TASK INSTRUCTIONS:
Gather from the listing below each line that includes the word "phone", and copy it.

INPUT DATA:

----

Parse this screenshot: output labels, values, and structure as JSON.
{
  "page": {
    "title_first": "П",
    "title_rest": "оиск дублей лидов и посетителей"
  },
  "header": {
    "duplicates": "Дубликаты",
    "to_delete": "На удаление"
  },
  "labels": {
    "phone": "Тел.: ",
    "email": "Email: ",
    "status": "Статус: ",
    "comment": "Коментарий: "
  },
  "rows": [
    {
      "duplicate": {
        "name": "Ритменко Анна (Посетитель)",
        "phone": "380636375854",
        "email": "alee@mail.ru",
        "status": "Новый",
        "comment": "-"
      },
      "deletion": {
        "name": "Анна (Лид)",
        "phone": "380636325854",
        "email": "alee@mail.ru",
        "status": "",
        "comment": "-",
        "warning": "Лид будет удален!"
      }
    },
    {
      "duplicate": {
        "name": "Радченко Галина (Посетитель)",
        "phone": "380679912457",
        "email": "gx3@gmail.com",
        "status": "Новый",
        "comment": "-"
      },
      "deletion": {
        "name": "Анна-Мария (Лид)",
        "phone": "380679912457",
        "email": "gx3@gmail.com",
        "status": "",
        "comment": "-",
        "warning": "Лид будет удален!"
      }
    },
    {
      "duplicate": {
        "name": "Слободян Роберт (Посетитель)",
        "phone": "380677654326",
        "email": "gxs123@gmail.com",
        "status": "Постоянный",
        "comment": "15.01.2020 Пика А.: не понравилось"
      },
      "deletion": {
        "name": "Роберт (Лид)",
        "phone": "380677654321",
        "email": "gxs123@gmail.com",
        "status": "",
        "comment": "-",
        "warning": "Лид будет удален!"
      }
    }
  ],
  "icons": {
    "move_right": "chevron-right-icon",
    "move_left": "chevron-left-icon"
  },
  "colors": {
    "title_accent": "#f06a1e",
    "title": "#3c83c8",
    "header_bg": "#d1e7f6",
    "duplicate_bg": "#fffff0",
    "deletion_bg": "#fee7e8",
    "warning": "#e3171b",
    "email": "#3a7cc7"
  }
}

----

ANSWER BOX:
    "phone": "Тел.: ",
        "phone": "380636375854",
        "phone": "380636325854",
        "phone": "380679912457",
        "phone": "380679912457",
        "phone": "380677654326",
        "phone": "380677654321",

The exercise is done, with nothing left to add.